═════ DATASET RECORDS

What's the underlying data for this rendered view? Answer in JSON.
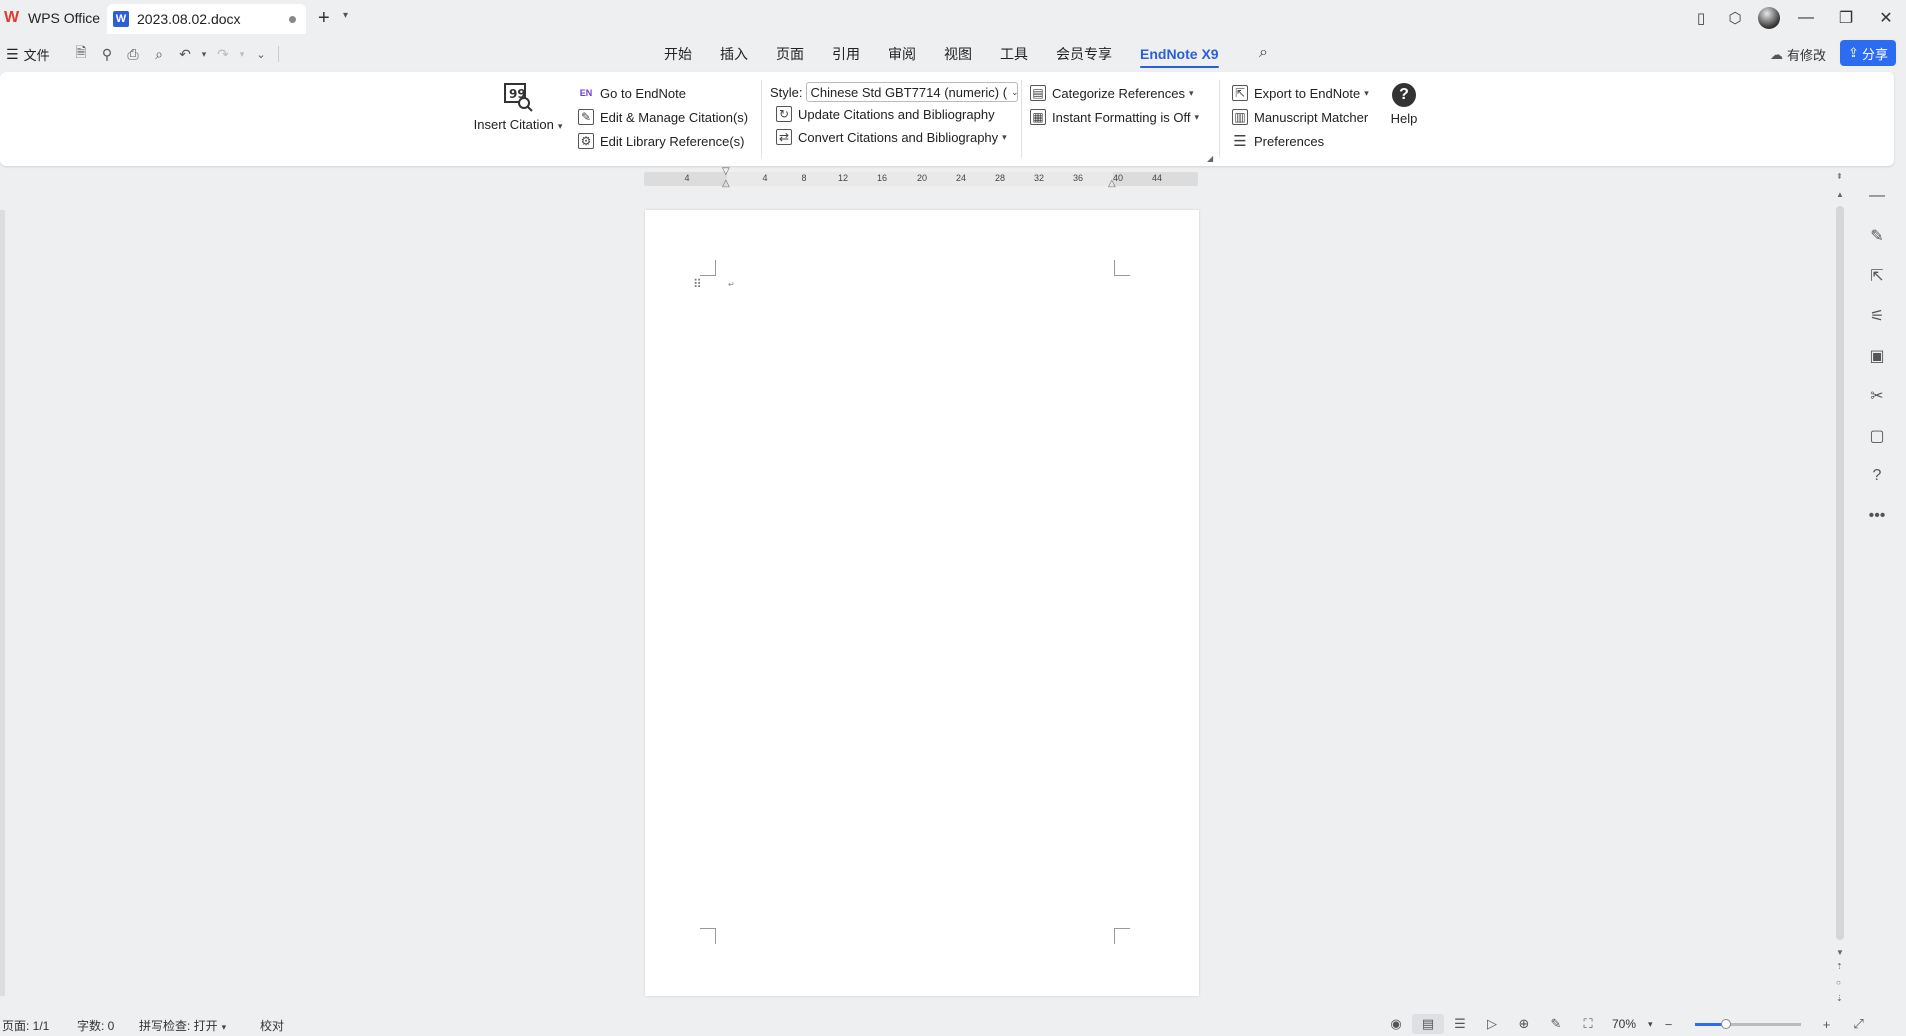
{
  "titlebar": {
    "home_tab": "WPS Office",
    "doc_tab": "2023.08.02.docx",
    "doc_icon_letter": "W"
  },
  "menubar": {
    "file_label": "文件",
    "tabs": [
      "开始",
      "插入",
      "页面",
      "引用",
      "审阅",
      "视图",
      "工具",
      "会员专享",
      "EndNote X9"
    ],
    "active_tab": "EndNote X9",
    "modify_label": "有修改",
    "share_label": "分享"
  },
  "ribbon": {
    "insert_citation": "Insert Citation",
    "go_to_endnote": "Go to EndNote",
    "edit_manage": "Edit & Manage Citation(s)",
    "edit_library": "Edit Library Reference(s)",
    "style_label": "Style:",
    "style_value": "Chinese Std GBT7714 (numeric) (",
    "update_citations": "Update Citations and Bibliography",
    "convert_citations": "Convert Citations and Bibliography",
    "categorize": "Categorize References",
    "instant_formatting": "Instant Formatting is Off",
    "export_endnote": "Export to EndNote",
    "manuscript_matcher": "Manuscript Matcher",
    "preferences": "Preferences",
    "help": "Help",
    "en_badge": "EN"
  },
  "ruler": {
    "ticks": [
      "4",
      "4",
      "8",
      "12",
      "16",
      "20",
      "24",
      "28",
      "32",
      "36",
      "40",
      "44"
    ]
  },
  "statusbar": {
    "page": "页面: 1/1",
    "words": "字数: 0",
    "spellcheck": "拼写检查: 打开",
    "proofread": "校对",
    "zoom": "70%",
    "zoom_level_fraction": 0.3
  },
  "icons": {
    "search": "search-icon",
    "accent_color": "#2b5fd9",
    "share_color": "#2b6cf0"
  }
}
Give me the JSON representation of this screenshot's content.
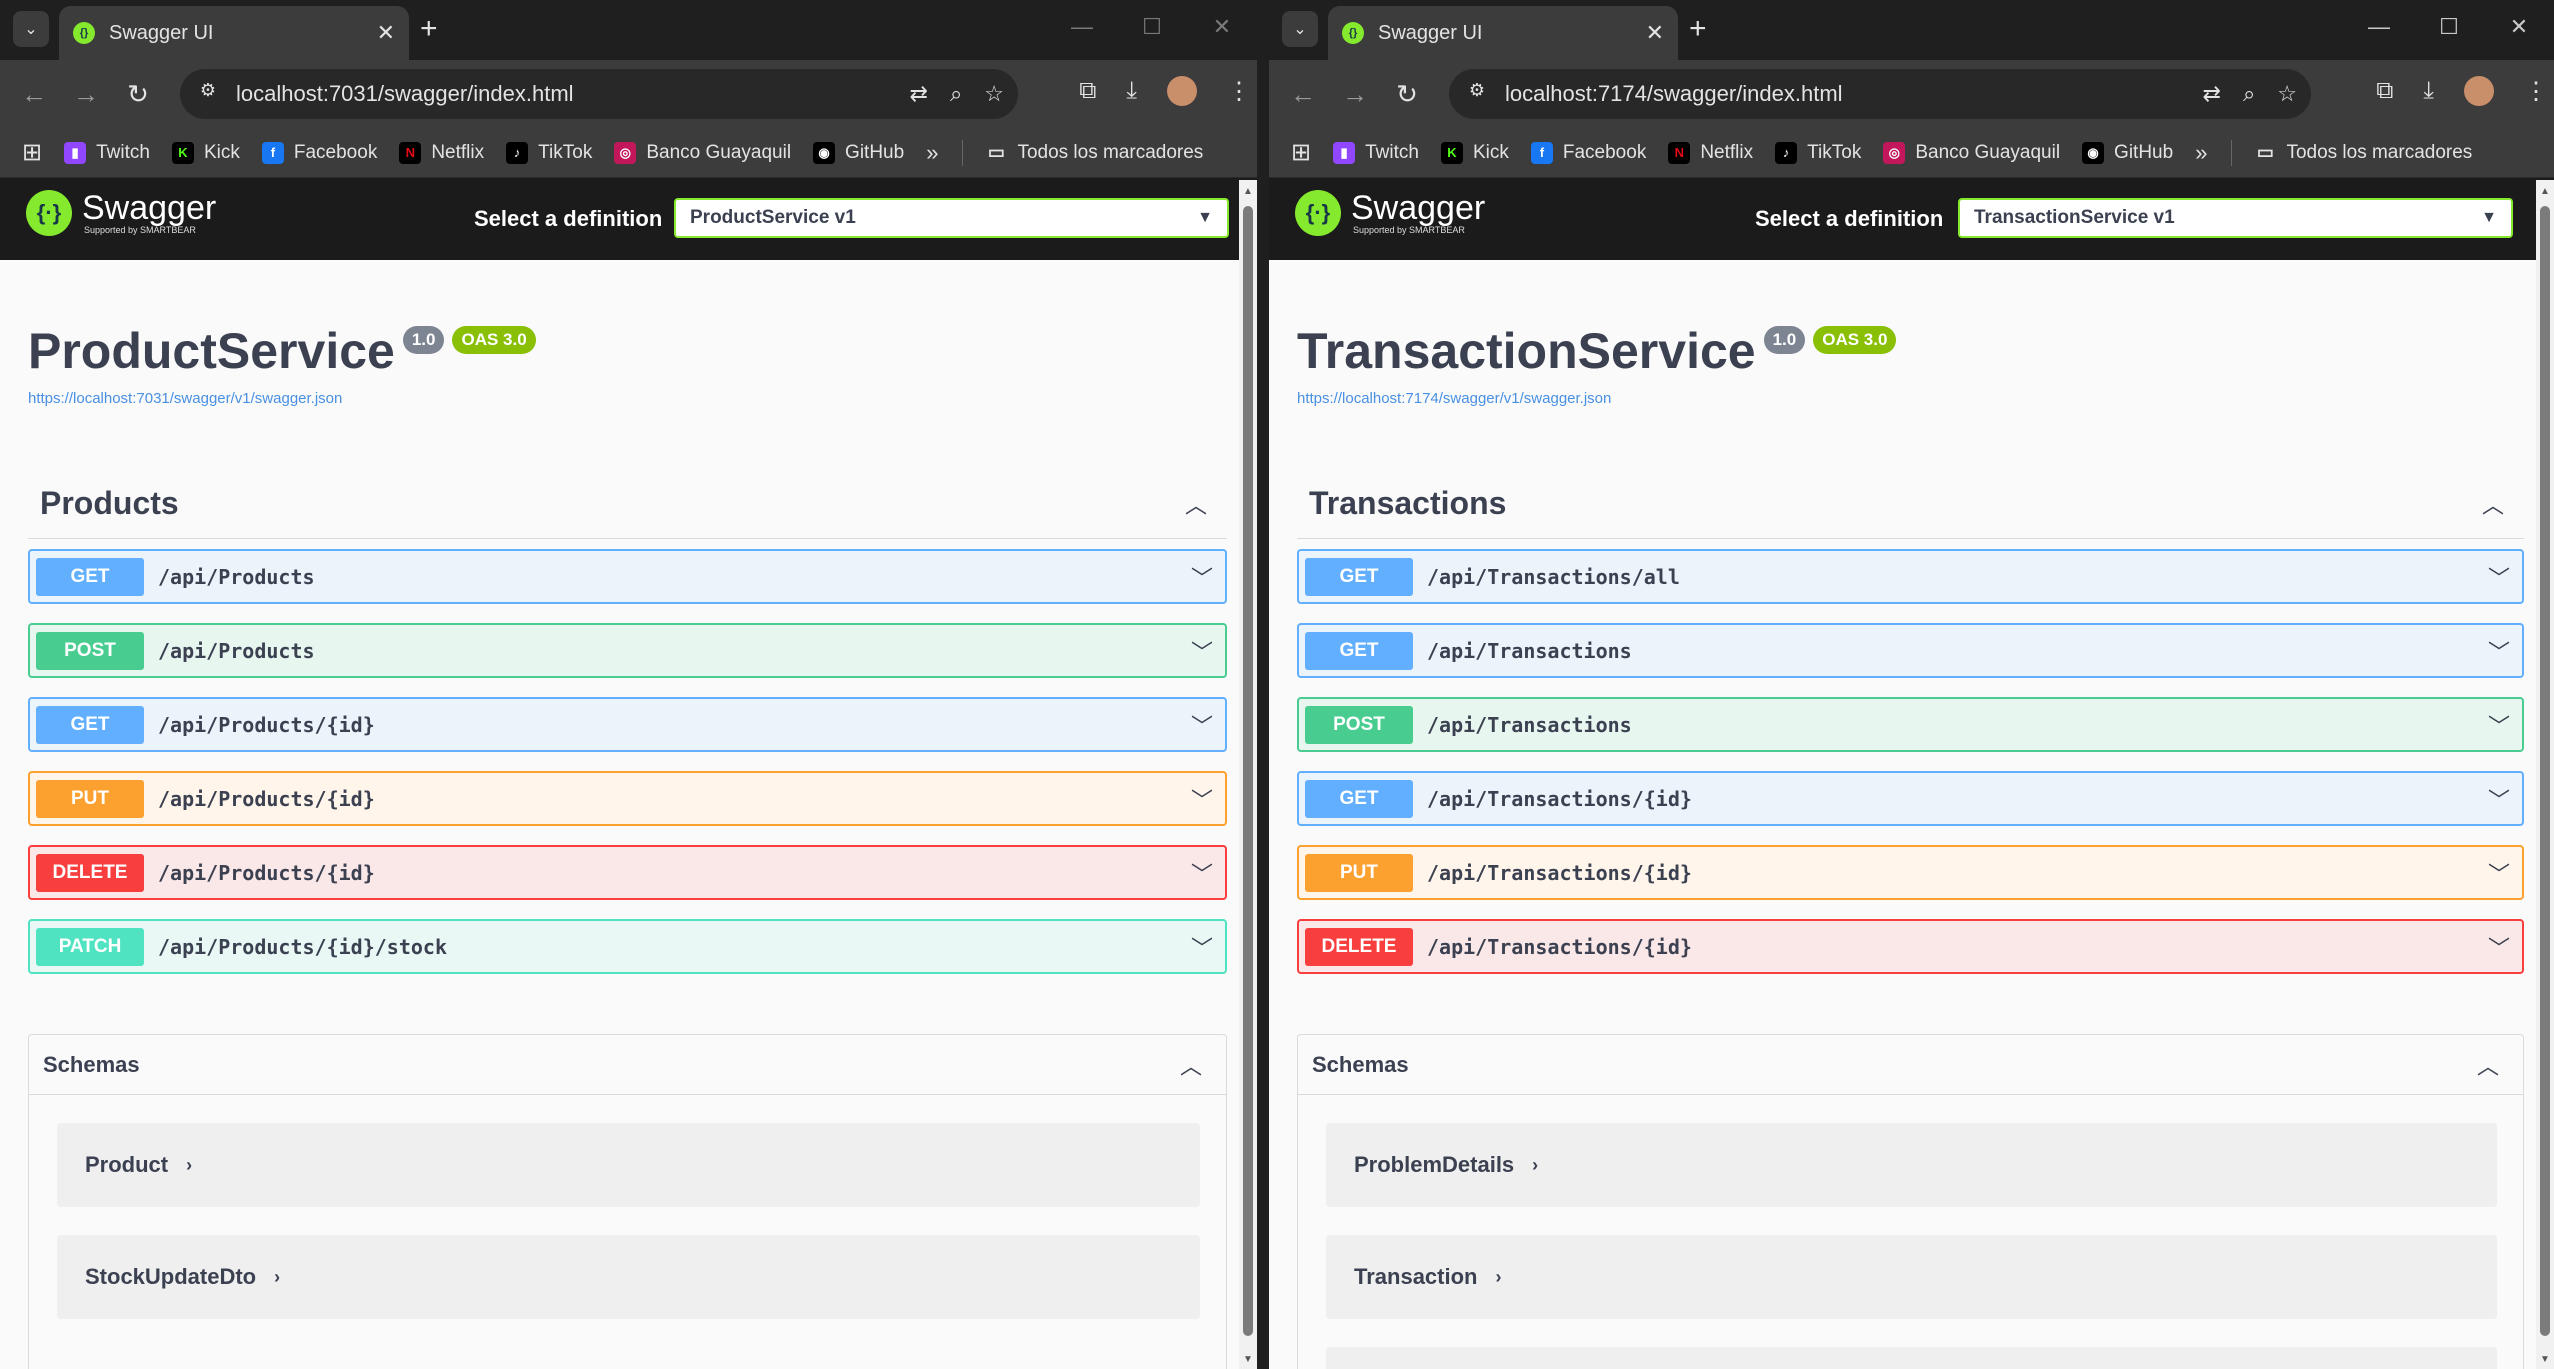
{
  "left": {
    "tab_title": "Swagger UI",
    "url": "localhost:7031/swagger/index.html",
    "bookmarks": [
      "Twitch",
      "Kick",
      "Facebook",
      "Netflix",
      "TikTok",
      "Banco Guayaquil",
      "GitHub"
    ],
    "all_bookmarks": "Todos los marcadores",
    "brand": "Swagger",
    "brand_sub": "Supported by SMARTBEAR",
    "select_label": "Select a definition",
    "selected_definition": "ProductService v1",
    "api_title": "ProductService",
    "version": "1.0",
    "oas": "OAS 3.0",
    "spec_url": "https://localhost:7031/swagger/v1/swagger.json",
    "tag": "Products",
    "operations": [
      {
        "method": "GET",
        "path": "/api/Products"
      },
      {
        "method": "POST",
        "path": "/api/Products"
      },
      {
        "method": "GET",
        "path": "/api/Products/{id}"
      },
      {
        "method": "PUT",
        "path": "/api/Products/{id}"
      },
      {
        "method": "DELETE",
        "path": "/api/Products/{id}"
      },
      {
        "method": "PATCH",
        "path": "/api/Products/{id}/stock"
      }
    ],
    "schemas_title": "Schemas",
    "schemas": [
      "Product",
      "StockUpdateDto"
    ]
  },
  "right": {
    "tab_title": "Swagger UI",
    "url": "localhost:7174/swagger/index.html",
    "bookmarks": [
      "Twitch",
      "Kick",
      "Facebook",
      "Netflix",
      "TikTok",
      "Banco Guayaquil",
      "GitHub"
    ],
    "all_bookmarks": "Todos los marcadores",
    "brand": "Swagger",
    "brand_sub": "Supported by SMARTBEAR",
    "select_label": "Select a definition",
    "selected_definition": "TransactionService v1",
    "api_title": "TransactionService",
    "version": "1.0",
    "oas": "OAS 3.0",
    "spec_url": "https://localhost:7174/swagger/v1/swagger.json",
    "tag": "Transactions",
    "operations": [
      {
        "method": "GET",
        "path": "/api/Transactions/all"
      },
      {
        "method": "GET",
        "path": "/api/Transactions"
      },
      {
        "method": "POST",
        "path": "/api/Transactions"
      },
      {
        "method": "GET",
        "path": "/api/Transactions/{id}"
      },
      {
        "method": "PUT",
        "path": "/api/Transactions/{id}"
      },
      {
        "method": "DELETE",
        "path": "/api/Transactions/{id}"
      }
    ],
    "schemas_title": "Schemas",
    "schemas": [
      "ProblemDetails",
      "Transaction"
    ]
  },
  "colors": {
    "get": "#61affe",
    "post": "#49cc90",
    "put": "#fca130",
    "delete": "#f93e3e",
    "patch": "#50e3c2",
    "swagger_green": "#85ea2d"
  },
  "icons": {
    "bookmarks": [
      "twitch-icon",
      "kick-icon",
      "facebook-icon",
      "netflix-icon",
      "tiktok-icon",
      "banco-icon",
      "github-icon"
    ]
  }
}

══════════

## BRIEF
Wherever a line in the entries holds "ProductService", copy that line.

## WRITTEN ANSWER
    "selected_definition": "ProductService v1",
    "api_title": "ProductService",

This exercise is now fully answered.